Questions for Steve Clifford
With Bridges’ future in serious jeopardy, and rightfully so, the key to any success Charlotte has relies on how high LaMelo can ascend. Over the last two seasons, the Atlanta Hawks and Dallas Mavericks have made their conference finals thanks to the leadership of young stars Trae Young and Luka Doncic, respectively. Melo is a player on a similar level who can elevate his teammates with his exceptional play. The question now is this: How will Clifford get the most out of him?
When asked what type of offense he plans on running this year, Clifford said the team will play to the strengths of their best player. He mentioned Ball’s flair for playing well in the open court and how he wants to take advantage of that. Clifford likes the way the Hornets moved the ball and said that will lead to good 3-point shooting while opening up driving lanes to the basket.

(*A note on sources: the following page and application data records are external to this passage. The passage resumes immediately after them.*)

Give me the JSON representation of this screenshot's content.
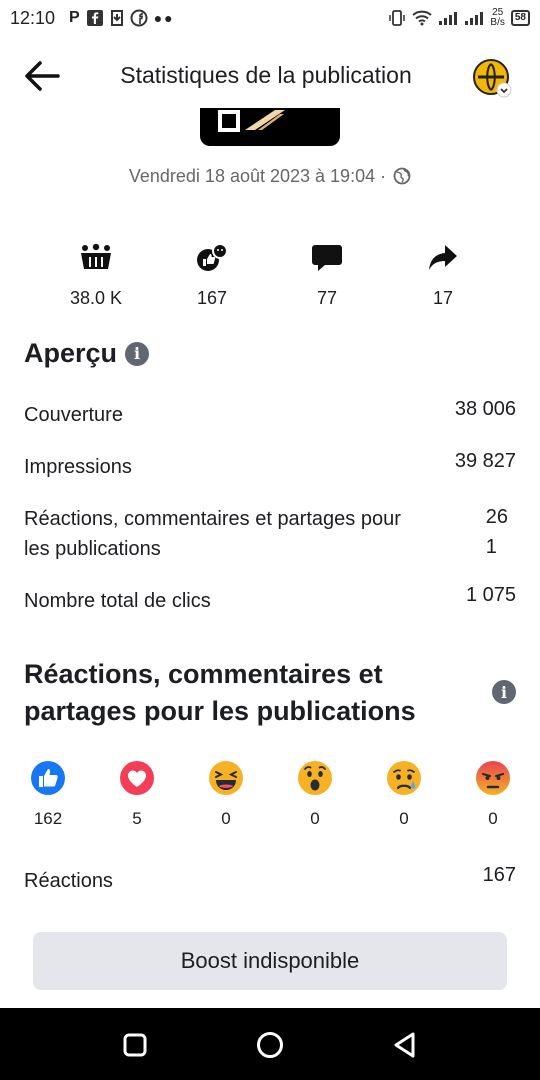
{
  "status_bar": {
    "time": "12:10",
    "left_letter": "P",
    "net_speed_top": "25",
    "net_speed_bottom": "B/s",
    "battery": "58"
  },
  "header": {
    "title": "Statistiques de la publication",
    "avatar_icon": "profile-avatar"
  },
  "post": {
    "date": "Vendredi 18 août 2023 à 19:04 ·",
    "privacy_icon": "globe-icon"
  },
  "summary": [
    {
      "icon": "reach-icon",
      "value": "38.0 K"
    },
    {
      "icon": "reactions-icon",
      "value": "167"
    },
    {
      "icon": "comment-icon",
      "value": "77"
    },
    {
      "icon": "share-icon",
      "value": "17"
    }
  ],
  "overview": {
    "title": "Aperçu",
    "metrics": [
      {
        "label": "Couverture",
        "value": "38 006"
      },
      {
        "label": "Impressions",
        "value": "39 827"
      },
      {
        "label_line1": "Réactions, commentaires et partages pour",
        "label_line2": "les publications",
        "value_line1": "26",
        "value_line2": "1"
      },
      {
        "label": "Nombre total de clics",
        "value": "1 075"
      }
    ]
  },
  "reactions_section": {
    "title_line1": "Réactions, commentaires et",
    "title_line2": "partages pour les publications",
    "reactions": [
      {
        "icon": "like-icon",
        "count": "162",
        "color": "#1877f2"
      },
      {
        "icon": "love-icon",
        "count": "5",
        "color": "#f33e58"
      },
      {
        "icon": "haha-icon",
        "count": "0",
        "color": "#f7b125"
      },
      {
        "icon": "wow-icon",
        "count": "0",
        "color": "#f7b125"
      },
      {
        "icon": "sad-icon",
        "count": "0",
        "color": "#f7b125"
      },
      {
        "icon": "angry-icon",
        "count": "0",
        "color": "#e9710f"
      }
    ],
    "total_label": "Réactions",
    "total_value": "167"
  },
  "boost_button": "Boost indisponible"
}
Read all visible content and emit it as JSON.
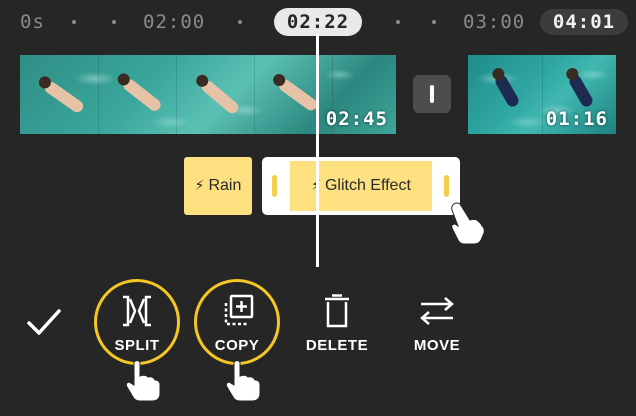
{
  "ruler": {
    "labels": [
      "0s",
      "02:00",
      "03:00"
    ],
    "playhead_time": "02:22",
    "total_time": "04:01"
  },
  "clips": [
    {
      "duration": "02:45"
    },
    {
      "duration": "01:16"
    }
  ],
  "effects": [
    {
      "label": "Rain"
    },
    {
      "label": "Glitch Effect"
    }
  ],
  "toolbar": {
    "split_label": "SPLIT",
    "copy_label": "COPY",
    "delete_label": "DELETE",
    "move_label": "MOVE"
  },
  "colors": {
    "background": "#262626",
    "accent_ring": "#f4c724",
    "effect_chip": "#fde07f",
    "water": "#3aa79c"
  },
  "icons": {
    "confirm": "checkmark-icon",
    "split": "split-icon",
    "copy": "copy-icon",
    "delete": "trash-icon",
    "move": "swap-arrows-icon",
    "effect": "lightning-bolt-icon",
    "gesture": "pointing-hand-icon"
  }
}
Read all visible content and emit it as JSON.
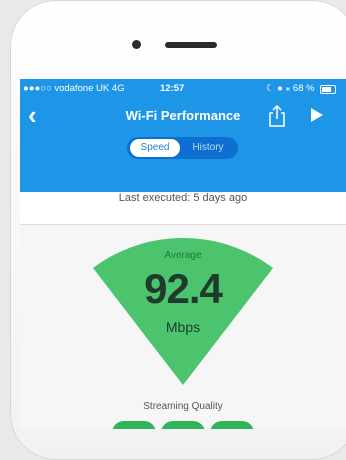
{
  "status_bar": {
    "carrier": "●●●○○ vodafone UK  4G",
    "time": "12:57",
    "right_indicators": "☾ ● ⁎ 68 %"
  },
  "nav": {
    "back_icon": "chevron-left-icon",
    "title": "Wi-Fi Performance",
    "share_icon": "share-icon",
    "play_icon": "play-icon"
  },
  "tabs": [
    {
      "label": "Speed",
      "selected": true
    },
    {
      "label": "History",
      "selected": false
    }
  ],
  "last_executed": "Last executed: 5 days ago",
  "gauge": {
    "label": "Average",
    "value": "92.4",
    "unit": "Mbps",
    "color": "#4cc46e"
  },
  "streaming": {
    "label": "Streaming Quality",
    "badge_color": "#2fb45c"
  },
  "colors": {
    "accent": "#1e96e8",
    "segment_bg": "#0d6fd2"
  }
}
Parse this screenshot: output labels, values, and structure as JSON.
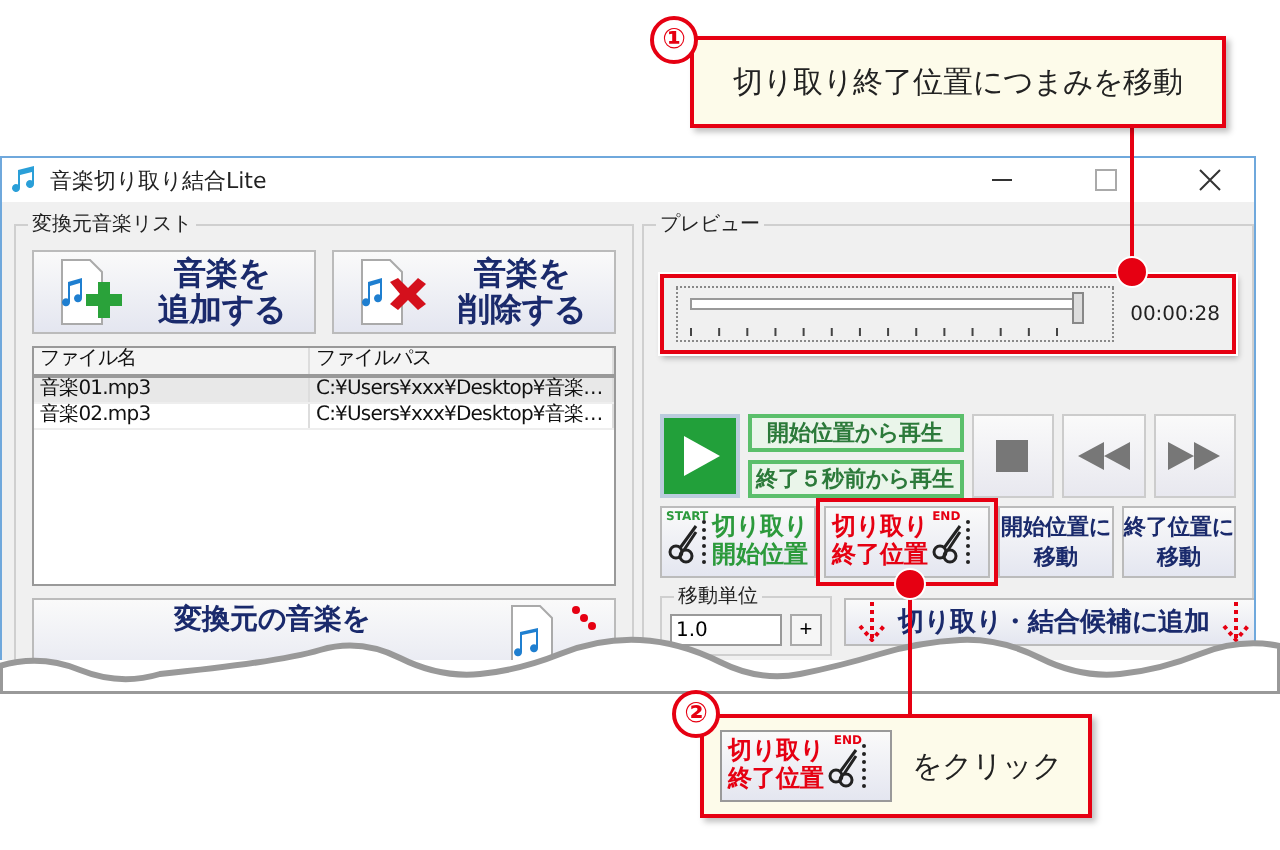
{
  "window": {
    "title": "音楽切り取り結合Lite"
  },
  "source_list": {
    "title": "変換元音楽リスト",
    "buttons": [
      {
        "kind": "add",
        "lines": [
          "音楽を",
          "追加する"
        ]
      },
      {
        "kind": "remove",
        "lines": [
          "音楽を",
          "削除する"
        ]
      }
    ],
    "columns": [
      "ファイル名",
      "ファイルパス"
    ],
    "rows": [
      {
        "cells": [
          "音楽01.mp3",
          "C:¥Users¥xxx¥Desktop¥音楽…"
        ],
        "selected": true
      },
      {
        "cells": [
          "音楽02.mp3",
          "C:¥Users¥xxx¥Desktop¥音楽…"
        ],
        "selected": false
      }
    ],
    "load_button": "変換元の音楽を"
  },
  "preview": {
    "title": "プレビュー",
    "seek": {
      "level": 0.985,
      "time": "00:00:28",
      "highlighted": true
    },
    "play_from": [
      "開始位置から再生",
      "終了５秒前から再生"
    ],
    "cut_buttons": [
      {
        "kind": "start",
        "lines": [
          "切り取り",
          "開始位置"
        ],
        "badge": "START",
        "highlighted": false
      },
      {
        "kind": "end",
        "lines": [
          "切り取り",
          "終了位置"
        ],
        "badge": "END",
        "highlighted": true
      }
    ],
    "move_buttons": [
      {
        "lines": [
          "開始位置に",
          "移動"
        ]
      },
      {
        "lines": [
          "終了位置に",
          "移動"
        ]
      }
    ],
    "step": {
      "title": "移動単位",
      "value": "1.0",
      "plus": "+"
    },
    "add_candidates": "切り取り・結合候補に追加"
  },
  "callouts": [
    {
      "number": "①",
      "text": "切り取り終了位置につまみを移動"
    },
    {
      "number": "②",
      "button": {
        "lines": [
          "切り取り",
          "終了位置"
        ],
        "badge": "END"
      },
      "text": "をクリック"
    }
  ]
}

On how LaMelo can improve, Clifford talked about Kevin Durant’s time in Brooklyn, where Clifford worked as a consultant. He said nobody worked harder than Durant, then mentioned that he can share stories that hopefully will help his new team with clarity of vision and work ethic.
“If we’re going to have playoff success, we don’t just have to improve the defense,” he added. “We need to improve in all areas. We need to get maybe top 5 or 6 in offense and improve the defense and that will give us a chance to win.”
With not a ton of hope for free agency, fans will be keeping an eye on what’s happening with Bridges, though plenty of supporters have already taken to social media to denounce him.”
“I never want to see @MilesBridges on my team or in the league ever again,” tweeted Scotty Kent, co-founder of Crown Club, the Hornets’ biggest fan group. “I would also like to see the @Hornets release him and offer fans the opportunity to trade in his jersey for percentage off a new one.”
Bridges was considered a key part of the franchise moving forward, and with that now in question, the team’s entire plan for the future is also in question. Clifford has his work cut out for him, but he’s been here before.